SPRINGFIELD, MA (WGGB/WSHM) - This upcoming school year will mark the third that students and staff will contend with COVID-19 in the classroom.
“We’re trying to find the right balance of like minimizing disruptions and finding the right levels of comfort,” said Modesto Montero, executive director of Libertas Academy Charter School.
Montero said his team is ready to welcome kids back to school with fewer COVID-19 restrictions in place.
“People don’t want to wear a mask. They don’t want to deal with having to quarantine if they’ve been exposed and yet, we know that this virus is still impacting our community and we need to keep our community safe,” Montero noted.
Under DESE and Mass. DPH guidelines, there is no longer a mask mandate in schools except in health offices, no contact tracing, and no asymptomatic surveillance testing. Those exposed to COVID-19 who have no symptoms no longer need to quarantine, regardless of vaccination status.
“If there is an exposure, we are still asking our students and our staff to come into the building, they would just have to wear a mask. If they have been exposed and you test positive, you’re quarantining at home per the CDC guidance,” Montero explained.
Children and staff who test positive must isolate for at least five days. Rapid antigen tests are preferred over PCR tests, but the statewide testing program ended in the spring.
“Unfortunately, it’s coming out of pocket for schools this year. Last year, the state provided that, so we were testing for anything and everything. Now, we just have to be more conscientious of the limited resources that are out there,” Modesto added.

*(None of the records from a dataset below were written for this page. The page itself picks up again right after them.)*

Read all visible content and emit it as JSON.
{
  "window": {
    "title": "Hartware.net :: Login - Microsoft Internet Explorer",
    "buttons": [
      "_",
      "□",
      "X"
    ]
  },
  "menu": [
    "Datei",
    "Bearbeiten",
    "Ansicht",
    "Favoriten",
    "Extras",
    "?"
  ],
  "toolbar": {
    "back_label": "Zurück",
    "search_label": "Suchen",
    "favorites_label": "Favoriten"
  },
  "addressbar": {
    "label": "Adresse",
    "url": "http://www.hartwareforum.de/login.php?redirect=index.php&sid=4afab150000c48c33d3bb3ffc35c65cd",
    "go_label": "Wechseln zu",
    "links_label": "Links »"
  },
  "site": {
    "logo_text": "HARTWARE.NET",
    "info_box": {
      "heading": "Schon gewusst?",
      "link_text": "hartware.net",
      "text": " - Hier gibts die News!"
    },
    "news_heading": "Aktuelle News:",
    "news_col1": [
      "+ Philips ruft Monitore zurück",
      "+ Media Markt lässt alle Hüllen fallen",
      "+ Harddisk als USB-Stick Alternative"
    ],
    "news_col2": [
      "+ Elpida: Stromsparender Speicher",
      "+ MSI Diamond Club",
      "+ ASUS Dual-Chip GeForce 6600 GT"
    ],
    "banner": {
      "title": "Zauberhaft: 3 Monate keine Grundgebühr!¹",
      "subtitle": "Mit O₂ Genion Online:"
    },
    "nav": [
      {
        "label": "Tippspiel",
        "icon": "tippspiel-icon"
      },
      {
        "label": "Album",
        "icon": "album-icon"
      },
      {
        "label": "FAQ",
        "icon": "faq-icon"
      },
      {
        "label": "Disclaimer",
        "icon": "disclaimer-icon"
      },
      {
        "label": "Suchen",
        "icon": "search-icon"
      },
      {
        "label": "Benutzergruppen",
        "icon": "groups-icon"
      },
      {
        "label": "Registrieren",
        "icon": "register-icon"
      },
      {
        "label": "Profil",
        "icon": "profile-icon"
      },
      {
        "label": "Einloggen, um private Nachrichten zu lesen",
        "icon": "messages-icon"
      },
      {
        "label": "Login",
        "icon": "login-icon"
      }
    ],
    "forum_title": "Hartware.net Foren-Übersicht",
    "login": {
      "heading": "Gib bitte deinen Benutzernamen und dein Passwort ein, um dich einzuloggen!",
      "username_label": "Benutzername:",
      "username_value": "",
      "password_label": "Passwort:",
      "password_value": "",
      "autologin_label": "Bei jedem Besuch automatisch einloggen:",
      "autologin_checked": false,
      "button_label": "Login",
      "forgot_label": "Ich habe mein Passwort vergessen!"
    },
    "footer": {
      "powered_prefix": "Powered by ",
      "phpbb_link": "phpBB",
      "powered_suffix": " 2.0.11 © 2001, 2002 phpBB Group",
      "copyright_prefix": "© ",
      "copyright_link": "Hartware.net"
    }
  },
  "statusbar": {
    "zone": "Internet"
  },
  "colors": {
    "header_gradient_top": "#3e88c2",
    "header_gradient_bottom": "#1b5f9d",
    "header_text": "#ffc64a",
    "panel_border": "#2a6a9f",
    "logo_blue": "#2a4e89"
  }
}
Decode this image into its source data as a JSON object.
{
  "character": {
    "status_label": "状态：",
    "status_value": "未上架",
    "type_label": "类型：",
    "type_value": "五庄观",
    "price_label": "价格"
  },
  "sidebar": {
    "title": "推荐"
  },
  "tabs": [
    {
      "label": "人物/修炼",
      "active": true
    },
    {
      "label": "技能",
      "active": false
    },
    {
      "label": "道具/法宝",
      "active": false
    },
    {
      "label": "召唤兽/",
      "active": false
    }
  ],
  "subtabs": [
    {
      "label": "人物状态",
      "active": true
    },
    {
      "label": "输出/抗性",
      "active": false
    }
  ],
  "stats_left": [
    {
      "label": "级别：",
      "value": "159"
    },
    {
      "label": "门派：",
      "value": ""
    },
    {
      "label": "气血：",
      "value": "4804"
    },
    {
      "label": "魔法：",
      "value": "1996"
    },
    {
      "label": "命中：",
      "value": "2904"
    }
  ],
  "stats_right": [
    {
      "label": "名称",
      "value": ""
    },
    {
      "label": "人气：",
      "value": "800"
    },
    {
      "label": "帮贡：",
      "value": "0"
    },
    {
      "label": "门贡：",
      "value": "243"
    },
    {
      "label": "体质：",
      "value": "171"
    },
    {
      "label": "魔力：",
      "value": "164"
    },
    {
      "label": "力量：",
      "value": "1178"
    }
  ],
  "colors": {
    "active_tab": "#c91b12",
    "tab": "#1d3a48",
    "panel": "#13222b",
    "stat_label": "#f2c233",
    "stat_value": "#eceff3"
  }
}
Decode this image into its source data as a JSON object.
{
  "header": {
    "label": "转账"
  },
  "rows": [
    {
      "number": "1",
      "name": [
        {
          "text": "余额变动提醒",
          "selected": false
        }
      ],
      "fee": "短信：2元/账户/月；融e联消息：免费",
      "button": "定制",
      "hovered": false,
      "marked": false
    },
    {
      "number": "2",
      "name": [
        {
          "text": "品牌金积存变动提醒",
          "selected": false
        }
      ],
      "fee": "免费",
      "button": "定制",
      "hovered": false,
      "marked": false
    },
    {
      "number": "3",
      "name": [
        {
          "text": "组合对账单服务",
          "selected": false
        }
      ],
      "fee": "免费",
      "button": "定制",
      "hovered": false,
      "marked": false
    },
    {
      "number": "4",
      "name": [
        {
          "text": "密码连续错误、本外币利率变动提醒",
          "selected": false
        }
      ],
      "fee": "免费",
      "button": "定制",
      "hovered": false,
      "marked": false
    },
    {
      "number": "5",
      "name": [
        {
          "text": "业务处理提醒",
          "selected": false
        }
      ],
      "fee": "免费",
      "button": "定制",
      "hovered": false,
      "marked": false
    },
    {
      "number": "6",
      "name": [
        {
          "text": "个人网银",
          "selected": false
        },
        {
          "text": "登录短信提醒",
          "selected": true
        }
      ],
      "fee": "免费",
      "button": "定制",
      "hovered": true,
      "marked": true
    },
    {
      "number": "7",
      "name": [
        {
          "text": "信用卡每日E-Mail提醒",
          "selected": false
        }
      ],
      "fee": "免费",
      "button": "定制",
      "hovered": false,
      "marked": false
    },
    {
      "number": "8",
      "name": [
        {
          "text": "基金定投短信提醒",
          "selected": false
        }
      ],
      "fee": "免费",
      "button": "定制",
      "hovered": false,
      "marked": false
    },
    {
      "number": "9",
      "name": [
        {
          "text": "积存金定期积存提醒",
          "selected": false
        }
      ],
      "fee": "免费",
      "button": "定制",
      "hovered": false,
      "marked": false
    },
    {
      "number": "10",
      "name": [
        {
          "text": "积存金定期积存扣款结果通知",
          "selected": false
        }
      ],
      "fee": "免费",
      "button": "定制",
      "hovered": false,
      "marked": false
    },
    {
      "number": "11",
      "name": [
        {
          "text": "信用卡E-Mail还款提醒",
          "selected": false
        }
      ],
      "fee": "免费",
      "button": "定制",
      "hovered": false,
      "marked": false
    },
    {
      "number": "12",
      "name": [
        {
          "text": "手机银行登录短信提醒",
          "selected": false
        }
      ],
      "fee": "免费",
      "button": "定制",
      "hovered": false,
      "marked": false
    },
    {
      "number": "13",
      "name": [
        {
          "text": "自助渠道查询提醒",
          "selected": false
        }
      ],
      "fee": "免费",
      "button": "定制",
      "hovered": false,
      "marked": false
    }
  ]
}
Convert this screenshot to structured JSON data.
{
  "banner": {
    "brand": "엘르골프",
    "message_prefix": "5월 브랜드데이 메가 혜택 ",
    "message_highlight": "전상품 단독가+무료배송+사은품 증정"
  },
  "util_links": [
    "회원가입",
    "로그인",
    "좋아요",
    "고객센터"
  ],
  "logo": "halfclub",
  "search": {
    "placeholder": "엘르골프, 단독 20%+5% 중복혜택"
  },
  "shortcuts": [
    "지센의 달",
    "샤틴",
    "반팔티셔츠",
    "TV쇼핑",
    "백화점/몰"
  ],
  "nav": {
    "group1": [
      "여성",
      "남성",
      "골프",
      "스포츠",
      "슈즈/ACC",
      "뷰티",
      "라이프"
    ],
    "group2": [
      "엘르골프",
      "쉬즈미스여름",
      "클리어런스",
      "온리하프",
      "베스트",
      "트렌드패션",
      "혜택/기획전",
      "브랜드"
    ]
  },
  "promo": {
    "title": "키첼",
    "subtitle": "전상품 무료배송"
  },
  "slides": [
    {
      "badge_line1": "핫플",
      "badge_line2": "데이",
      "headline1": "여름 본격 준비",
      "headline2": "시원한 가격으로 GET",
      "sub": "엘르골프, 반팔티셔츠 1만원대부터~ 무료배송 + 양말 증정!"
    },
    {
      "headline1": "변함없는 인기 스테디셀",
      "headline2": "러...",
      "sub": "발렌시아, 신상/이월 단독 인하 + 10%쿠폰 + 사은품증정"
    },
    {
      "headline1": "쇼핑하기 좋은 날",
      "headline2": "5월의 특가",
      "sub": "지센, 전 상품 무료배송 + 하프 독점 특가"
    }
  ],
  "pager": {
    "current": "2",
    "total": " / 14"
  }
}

Only those with symptoms will be given a rapid test at school. Dr. John Kelley at Redwood Pediatrics told Western Mass News he agrees the guidance.
“You know, this is a disease that we’re going to be living with, but it’s something we still have to pay attention to and screen for and look for,” Kelley noted.
He said vaccination is still the best way to keep your child safe, though he acknowledges it doesn’t always prevent infection.
“…But what it does do is give you reassurance that your child is not going to get seriously ill, even though that’s a rare thing for children. With a vaccine, you can pretty much guarantee, as best we can in medicine, guarantee they’re not going to get seriously ill,” Kelley added.
Libertas Academy’s COVID-19 task force remains in place and will closely watch transmission rates in the community. Protocols will evolve if there’s another surge.
“If there’s an uptick in COVID cases, we do have protocols in place to make sure that we’re mitigating any sort of spread. Masks are definitely going to be a thing,” said Yessenia Stoff, a ninth grade teacher at Libertas Academy Charter School.
Stoff said she hopes it doesn’t come to that as educators are looking forward to building close connections with students.
“I’m really looking forward to seeing kiddo smiles. That is like the biggest thing is just the whole face and being able to see expression,” Stoff noted.
“I think COVID put a lot of limitations right on our simple interactions, so I’m super excited to get reconnected with kids,” said Libertas Academy Charter School enrichment teacher Alexander Lugo.
After dealing with ever-changing COVID-19 guidance over the past several years, Montero said he’s confident Libertas can strike the right balance between effective learning and student safety.
“There are a lot of unknowns and it feels like the world and specifically, in America, people are ready to move on from COVID even though COVID is not ready to move on from us,” Montero said.
Copyright 2022. Western Mass News (WGGB/WSHM). All rights reserved.